Local communities’ attempts to facilitate integration are ultimately dependent on trust and functioning relations between public agencies and migrants. In their absence, welfare agencies, employment offices, housing, taxation, and other authorities will not be able to disseminate correct information, their motives will not be trusted, and they will not be able to broker functioning collaboration with relevant and trusted civil society associations.
Visiting six Swedish municipalities as a researcher in the Swedish section of the Whole-COMM project, I had the mixed blessing of seeing these problems first hand. What is more, I saw how they were exacerbated – and sometimes immediately caused by – issues and events that had become salient during the Swedish electoral campaign. As such, the timing of the fieldwork allowed me to make some reflections on the indirect impact of national-level politics on opportunities and challenges for integration in local communities.
In this entry, I will briefly expand on how the campaign highlighted and exacerbated existing tendencies toward polarization between migrants and natives. This issue will be followed by a second entry focusing on the Swedish election, in which I will consider how these problems translated into the experiences of public agencies (including researchers), and what the chances are to improve the situation.
A polarizing election
The Swedish elections, held on September 11, signalled a sea change in Swedish politics. It marked a new point in the deterioration of migrant-native relations and it appeared to consolidate nationality and citizenship as central elements of the Swedish cleavage structure. Following the examples set by neighbouring Denmark and Norway, the national winning coalition combined conservative and right wing liberal parties with the ethnonationalist, social conservative Sweden Democrats. In the lead-up to the elections, the new conservative coalition pushed for more restrictive immigration policies, demands-based and less inclusive welfare policies for migrants, and a number of targeted social interventions in migrant-dense neighbourhoods.

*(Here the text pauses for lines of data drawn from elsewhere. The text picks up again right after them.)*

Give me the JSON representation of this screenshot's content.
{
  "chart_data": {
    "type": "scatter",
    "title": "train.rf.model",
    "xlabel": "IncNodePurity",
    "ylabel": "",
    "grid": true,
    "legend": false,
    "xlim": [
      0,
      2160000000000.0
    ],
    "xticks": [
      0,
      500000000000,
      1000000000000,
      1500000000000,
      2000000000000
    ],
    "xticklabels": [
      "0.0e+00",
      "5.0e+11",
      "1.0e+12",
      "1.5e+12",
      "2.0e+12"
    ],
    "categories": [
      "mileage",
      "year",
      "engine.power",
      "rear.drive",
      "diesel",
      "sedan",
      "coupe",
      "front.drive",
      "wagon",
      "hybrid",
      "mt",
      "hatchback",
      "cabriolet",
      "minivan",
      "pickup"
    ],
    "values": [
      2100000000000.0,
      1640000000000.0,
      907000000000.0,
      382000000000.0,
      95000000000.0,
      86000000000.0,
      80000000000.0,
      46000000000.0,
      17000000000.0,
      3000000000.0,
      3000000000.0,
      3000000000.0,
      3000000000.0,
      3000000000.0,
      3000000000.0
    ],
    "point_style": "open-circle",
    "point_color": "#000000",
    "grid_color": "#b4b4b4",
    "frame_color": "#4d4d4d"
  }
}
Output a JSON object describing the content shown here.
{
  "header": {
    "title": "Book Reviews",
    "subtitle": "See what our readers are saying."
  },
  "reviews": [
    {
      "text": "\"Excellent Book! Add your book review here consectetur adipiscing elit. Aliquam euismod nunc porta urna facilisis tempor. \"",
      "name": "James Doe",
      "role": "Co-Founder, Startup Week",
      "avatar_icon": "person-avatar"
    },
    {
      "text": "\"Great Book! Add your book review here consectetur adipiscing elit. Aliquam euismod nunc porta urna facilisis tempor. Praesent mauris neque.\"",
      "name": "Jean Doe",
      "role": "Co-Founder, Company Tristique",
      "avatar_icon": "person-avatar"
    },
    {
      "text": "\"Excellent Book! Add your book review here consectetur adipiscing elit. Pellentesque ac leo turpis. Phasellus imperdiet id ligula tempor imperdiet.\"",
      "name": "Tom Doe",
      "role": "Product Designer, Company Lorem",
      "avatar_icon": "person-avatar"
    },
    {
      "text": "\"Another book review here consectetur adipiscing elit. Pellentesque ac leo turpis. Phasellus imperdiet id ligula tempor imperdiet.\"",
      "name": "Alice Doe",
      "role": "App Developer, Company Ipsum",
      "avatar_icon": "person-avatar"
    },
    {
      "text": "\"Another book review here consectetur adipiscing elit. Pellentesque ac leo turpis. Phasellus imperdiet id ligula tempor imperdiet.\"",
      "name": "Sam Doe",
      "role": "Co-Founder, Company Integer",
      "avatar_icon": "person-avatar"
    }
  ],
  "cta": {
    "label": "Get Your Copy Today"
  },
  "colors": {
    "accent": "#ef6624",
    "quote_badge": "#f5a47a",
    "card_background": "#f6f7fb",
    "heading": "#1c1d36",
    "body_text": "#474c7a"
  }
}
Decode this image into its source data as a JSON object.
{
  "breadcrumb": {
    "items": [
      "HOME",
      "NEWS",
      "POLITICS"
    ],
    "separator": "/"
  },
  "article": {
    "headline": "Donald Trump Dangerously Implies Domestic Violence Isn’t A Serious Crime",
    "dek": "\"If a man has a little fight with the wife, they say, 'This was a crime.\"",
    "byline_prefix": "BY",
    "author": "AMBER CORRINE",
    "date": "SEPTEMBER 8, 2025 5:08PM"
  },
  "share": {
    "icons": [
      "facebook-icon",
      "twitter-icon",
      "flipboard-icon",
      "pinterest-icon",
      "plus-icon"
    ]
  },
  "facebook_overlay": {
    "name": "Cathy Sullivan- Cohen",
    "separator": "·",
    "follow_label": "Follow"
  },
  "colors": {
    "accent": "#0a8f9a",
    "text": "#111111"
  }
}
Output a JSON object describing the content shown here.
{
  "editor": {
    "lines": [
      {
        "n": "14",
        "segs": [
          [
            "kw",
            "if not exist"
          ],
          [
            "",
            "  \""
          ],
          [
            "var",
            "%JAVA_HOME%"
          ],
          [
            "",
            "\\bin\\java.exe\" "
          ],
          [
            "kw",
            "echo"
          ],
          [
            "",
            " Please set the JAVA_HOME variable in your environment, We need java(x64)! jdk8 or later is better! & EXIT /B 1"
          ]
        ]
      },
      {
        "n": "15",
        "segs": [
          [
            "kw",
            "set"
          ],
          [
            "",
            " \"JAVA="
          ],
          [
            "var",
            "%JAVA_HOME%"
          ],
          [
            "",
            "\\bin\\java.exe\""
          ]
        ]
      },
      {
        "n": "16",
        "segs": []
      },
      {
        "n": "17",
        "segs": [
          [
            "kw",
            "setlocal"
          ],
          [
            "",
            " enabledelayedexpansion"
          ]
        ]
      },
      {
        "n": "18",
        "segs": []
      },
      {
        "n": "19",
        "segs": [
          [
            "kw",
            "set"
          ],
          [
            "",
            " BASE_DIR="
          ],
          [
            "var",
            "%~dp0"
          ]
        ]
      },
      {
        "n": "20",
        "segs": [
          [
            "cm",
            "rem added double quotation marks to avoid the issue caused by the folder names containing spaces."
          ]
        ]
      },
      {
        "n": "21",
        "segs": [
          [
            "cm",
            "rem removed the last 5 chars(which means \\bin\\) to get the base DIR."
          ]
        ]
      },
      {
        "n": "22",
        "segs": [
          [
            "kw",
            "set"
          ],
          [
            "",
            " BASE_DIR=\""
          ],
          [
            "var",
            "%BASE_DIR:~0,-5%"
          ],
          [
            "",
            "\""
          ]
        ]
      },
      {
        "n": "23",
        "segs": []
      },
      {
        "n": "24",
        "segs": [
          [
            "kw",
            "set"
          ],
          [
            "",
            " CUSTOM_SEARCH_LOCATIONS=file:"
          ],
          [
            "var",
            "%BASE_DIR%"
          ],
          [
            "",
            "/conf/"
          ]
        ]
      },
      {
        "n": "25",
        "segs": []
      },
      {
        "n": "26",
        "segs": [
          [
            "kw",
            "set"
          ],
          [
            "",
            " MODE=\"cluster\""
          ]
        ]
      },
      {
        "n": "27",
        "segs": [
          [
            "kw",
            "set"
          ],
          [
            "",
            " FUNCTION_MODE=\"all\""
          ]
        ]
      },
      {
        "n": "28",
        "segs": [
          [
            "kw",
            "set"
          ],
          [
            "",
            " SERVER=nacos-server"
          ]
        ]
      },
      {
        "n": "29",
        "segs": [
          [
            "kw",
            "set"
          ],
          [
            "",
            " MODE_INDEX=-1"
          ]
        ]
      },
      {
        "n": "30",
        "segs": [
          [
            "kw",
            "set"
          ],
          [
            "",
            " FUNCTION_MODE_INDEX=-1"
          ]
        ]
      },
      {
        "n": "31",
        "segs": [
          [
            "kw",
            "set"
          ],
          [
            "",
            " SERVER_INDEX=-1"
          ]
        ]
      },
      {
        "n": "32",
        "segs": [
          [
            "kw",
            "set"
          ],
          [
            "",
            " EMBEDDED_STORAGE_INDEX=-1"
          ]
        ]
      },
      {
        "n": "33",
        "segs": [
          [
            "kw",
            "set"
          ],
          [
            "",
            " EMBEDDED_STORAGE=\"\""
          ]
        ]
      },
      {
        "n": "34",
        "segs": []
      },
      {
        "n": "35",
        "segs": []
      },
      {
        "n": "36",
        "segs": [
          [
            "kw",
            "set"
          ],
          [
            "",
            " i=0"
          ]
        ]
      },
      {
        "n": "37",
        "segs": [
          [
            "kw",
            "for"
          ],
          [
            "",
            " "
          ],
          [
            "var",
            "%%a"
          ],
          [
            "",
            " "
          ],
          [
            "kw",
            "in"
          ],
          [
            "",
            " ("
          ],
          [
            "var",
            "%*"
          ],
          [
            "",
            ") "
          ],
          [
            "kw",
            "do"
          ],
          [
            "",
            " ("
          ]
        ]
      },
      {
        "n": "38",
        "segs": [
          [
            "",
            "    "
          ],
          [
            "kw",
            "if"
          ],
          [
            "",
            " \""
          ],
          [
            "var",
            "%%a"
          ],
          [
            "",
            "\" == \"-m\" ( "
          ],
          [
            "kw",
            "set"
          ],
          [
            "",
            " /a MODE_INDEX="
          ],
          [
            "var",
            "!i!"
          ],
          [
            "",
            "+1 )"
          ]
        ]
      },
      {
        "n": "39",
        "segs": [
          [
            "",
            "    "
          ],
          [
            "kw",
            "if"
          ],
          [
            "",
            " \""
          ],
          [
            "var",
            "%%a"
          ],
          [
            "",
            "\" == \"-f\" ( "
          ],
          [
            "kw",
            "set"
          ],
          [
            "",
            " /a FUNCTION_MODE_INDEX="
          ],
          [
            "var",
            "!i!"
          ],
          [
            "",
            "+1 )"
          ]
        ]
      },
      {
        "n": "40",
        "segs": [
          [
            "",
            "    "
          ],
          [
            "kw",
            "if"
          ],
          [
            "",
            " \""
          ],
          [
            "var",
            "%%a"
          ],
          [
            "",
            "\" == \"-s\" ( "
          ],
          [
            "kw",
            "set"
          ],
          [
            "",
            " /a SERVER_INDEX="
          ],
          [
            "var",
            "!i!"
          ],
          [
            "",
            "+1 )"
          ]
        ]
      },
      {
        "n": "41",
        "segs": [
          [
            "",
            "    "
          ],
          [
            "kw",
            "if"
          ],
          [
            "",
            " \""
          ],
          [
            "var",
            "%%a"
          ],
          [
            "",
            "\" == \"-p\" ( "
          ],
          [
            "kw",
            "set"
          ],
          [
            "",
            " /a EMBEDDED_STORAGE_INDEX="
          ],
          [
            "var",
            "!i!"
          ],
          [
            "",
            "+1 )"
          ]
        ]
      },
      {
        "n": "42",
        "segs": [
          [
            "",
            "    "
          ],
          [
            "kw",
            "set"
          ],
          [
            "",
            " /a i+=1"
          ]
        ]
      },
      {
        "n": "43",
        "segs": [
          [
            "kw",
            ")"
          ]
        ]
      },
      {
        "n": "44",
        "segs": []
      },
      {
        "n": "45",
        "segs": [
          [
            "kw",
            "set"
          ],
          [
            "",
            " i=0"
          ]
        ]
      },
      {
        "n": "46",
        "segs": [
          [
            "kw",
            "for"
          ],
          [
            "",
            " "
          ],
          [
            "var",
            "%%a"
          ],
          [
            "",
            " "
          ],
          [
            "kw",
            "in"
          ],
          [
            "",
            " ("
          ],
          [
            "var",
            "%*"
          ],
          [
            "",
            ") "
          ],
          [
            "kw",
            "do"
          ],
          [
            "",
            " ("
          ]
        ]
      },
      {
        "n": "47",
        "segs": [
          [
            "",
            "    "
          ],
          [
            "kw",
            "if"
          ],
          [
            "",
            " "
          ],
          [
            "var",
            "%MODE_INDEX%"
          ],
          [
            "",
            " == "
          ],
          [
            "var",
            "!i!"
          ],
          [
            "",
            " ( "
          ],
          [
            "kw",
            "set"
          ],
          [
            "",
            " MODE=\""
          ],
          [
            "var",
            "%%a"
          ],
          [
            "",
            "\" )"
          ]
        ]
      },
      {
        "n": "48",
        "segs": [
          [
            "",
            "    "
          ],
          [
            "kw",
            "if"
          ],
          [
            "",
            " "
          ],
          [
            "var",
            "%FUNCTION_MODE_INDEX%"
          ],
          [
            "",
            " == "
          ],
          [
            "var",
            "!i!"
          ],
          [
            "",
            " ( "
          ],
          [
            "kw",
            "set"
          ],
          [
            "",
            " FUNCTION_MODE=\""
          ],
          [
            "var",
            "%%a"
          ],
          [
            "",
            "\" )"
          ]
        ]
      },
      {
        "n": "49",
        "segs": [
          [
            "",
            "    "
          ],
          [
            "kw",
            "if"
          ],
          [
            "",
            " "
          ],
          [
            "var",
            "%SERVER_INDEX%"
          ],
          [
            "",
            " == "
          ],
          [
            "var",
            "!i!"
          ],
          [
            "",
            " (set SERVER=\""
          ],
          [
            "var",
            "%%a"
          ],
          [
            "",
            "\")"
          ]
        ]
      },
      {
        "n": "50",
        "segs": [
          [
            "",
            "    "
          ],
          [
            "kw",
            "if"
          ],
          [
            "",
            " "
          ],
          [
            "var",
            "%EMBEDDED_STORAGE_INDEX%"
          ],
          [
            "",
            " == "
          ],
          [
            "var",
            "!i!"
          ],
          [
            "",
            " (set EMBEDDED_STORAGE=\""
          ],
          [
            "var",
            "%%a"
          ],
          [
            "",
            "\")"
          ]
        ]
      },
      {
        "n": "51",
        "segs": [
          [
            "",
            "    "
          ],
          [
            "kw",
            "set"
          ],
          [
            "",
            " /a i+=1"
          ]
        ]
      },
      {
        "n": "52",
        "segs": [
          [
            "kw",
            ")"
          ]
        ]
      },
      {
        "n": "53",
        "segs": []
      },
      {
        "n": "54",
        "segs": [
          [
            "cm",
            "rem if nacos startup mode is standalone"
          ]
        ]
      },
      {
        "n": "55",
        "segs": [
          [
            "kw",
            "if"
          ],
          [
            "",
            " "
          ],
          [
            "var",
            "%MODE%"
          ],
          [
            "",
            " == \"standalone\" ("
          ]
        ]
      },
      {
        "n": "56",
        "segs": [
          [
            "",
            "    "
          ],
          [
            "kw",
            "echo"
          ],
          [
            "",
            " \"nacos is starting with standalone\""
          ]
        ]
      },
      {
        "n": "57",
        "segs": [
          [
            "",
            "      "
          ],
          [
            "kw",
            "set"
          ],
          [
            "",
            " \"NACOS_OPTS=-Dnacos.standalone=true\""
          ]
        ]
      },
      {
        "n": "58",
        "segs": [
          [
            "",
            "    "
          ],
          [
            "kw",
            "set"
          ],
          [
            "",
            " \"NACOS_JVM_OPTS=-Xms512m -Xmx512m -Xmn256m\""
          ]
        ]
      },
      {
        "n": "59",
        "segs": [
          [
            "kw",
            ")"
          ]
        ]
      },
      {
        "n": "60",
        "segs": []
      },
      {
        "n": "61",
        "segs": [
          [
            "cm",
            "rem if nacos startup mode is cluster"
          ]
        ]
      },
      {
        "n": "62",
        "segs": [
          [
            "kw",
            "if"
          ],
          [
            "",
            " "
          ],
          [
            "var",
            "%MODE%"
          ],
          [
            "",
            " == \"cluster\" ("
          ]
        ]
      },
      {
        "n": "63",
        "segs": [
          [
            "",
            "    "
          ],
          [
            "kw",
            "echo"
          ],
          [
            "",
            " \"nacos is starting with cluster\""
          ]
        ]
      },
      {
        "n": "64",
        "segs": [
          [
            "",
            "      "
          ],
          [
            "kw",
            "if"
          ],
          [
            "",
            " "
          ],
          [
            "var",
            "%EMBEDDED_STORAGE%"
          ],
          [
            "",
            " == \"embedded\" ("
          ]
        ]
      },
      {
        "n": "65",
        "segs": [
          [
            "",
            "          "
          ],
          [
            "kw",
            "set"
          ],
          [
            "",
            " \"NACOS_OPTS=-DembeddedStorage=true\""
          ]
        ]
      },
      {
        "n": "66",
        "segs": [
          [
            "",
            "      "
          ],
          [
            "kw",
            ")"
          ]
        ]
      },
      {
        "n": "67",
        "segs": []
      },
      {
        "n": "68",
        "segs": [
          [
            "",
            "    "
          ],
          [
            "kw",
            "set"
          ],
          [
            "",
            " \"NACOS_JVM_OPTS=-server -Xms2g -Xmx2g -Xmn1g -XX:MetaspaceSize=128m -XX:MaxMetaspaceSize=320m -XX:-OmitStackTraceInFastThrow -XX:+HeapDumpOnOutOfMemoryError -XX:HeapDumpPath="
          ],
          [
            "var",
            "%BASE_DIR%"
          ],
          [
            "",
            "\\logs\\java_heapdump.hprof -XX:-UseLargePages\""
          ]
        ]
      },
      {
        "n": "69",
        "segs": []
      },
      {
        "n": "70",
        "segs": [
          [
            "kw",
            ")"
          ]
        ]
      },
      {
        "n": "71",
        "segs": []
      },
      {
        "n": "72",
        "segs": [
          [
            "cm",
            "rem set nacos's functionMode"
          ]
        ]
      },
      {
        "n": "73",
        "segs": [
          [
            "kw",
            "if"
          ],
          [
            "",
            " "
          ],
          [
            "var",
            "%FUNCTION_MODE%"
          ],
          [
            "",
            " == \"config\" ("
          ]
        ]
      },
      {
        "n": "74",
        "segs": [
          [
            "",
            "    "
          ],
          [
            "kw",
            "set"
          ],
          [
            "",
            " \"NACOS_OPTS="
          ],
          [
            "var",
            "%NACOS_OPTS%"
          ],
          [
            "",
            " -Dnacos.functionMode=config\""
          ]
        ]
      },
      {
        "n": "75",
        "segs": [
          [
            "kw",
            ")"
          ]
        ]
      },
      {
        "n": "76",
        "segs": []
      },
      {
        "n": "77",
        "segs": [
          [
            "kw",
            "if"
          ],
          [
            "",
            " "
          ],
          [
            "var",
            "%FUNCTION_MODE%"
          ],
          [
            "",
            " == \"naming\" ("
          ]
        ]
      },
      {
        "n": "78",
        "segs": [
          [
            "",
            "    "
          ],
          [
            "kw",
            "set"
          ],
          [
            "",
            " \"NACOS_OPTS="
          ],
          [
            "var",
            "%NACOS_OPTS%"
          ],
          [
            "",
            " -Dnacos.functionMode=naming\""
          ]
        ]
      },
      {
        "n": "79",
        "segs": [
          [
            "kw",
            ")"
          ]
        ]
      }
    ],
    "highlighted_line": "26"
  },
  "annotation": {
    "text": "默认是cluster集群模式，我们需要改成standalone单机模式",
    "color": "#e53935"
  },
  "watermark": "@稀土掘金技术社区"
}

Against them stood a fragmented centre-left opposition, whose only point of convergence was its common opposition to the most striking elements of the conservative coalition’s migration and integration policies. Even the Social Democrats, however, supported many of the same calls for restrictions on immigration and migrants’ access to public welfare. In an electoral campaign that otherwise centred on an alleged explosion of gang violence, most parties subscribed to a racialized linkage between criminality, migration, and integration.
Signs of polarization were also visible outside of the mainstream, national parties. All through 2022, the Danish–Swedish nationalist Rasmus Paludan repeatedly burned Qurans in public places as part of a one-man electoral campaign. In April, a series of such events led to escalating confrontations between counter-protesters and the police. To date, the riotous protests have resulted in multiple prison sentences, including at least two forced deportations of foreign citizens. The campaign also resulted in a loud debate between Muslim associations, migrant groups, and others regarding the police authority’s decision to grant Paludan the right to assembly. While Paludan and his one-man party Stram Kurs only received 156 individual votes, the campaign itself was impactful on Swedish public debate, and it appears to have affected many Swedish Muslims’ perceptions of the Swedish police and political system overall.
Responding to the wider political developments, the newly founded Nyans party attempted to mobilize voters in opposition to Islamophobia and racism. During their electoral campaign, one of the party’s central demands was an investigation into the municipalities’ implementation of the social services act. This demand grew out of a widely disseminated conspiracy theory, which states that Swedish municipalities are using the social services act to systematically apprehend Muslim children. While widely rejected as false, this idea has been gaining a foothold in many communities. Before Nyans, however, no organized and widely visible political actor had given it public support. Mobilizing primarily in areas with large migrant populations, the party managed to gain municipal mandates in Landskrona and the Stockholm suburb of Botkyrka.
The events around the recent elections reveal the growing polarization and deterioration of relations between (some) migrant groups and the Swedish native population. In the past, open opposition to migration, to integration, and even to particular migrant groups tended to be fringe phenomena, limited to the political mobilization of far right organizations and the Sweden Democrats. Likewise, the mistrust and disinformation that has always circulated among parts of the migrant population used to be limited to private and closed settings, lacking political channeling and legitimation. As such, what we are seeing now risks exacerbating problems that already exist, while also creating new problems for the future.